When a twin who has seen a therapist in the past contacts me, he often tells me that his previous therapist shamed him by proclaiming that feeling abandoned, jealous, or guilty about his twin getting married, moving away, or having a better job is nothing short of selfish. This therapeutic lack of insight, empathy, and understanding about a twin’s state of mind in these predicaments drives me crazy. I imagine that if a singleton sibling were in treatment and these same emotions surfaced, the clinician might not rush to judgment about that individual’s moral compass and character. Instead, these feelings would fall under the purview of normal sibling rivalry.
Twins who feel upset and disappointed with their twin fall under the rubric of normal twin rivalry.
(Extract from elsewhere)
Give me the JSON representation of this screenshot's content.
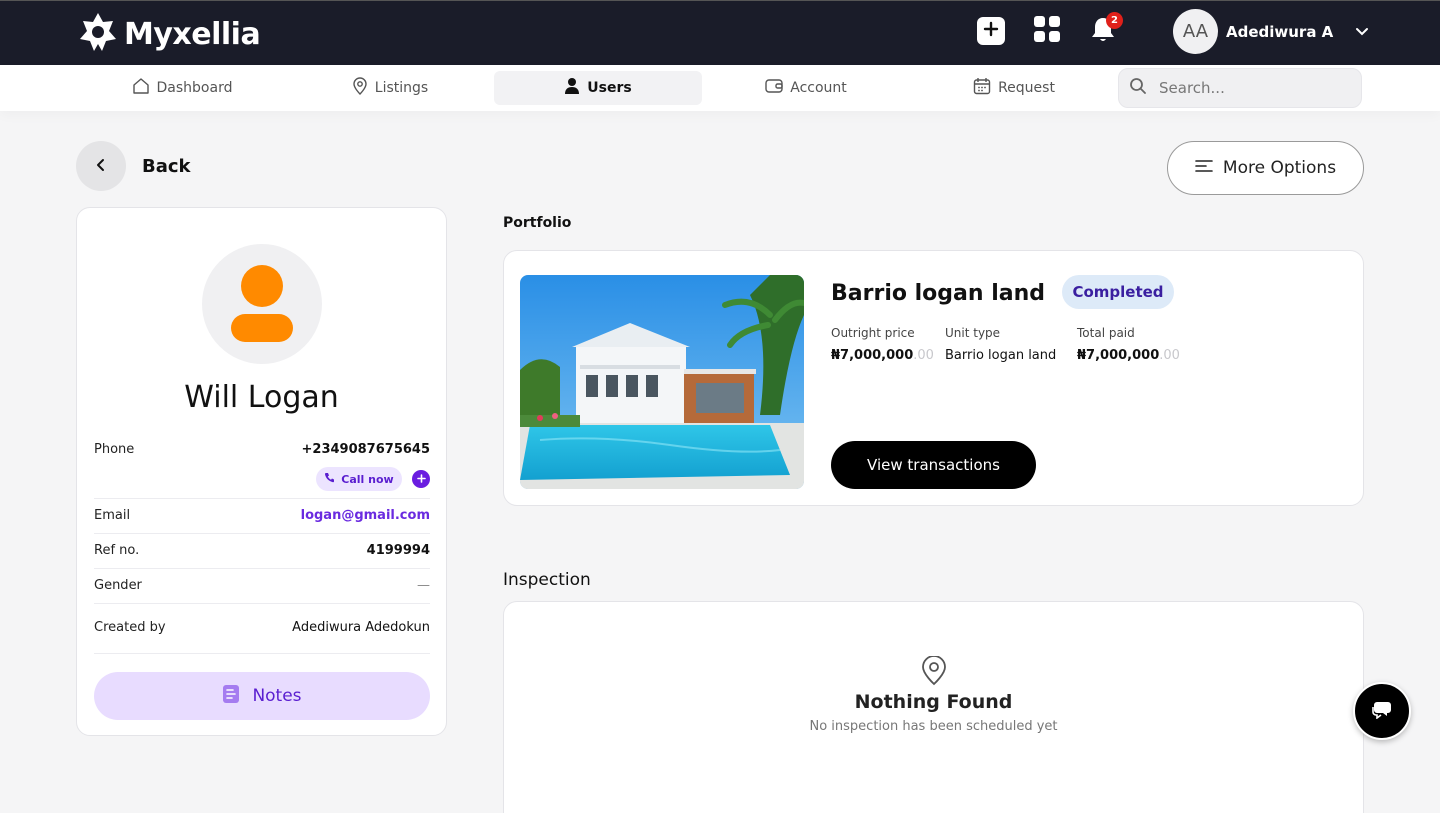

Grasping the nuances of a twin connection demands an in-depth and specialized knowledge about twin challenges.
Nontwins sometimes assume that twins would and should have the same feelings and thoughts no matter what—isn’t that the famous twintuition? Social media, in particular, can’t seem to get enough of twins holding hands, babbling in their shared secret language, and marrying other sets of twins. I am not denigrating the love that twins feel for one another; rather, I am attempting to educate people that the road to healthy twin intimacy can be rocky and full of potholes. Parents and clinicians alike cannot be blinded by their wishes to see twins in a sanctimonious spotlight.
In my experience, twins who confront cracks in their relationship and receive proper counseling enjoy healthier connections with their twin and significant others. When twins are called selfish, it should mean that they are working through the complicated issues that interfere with feeling and experiencing a sense of self separate from their twin identity.
The image in this post is in the public domain courtesy of Tiyo Prasetyo.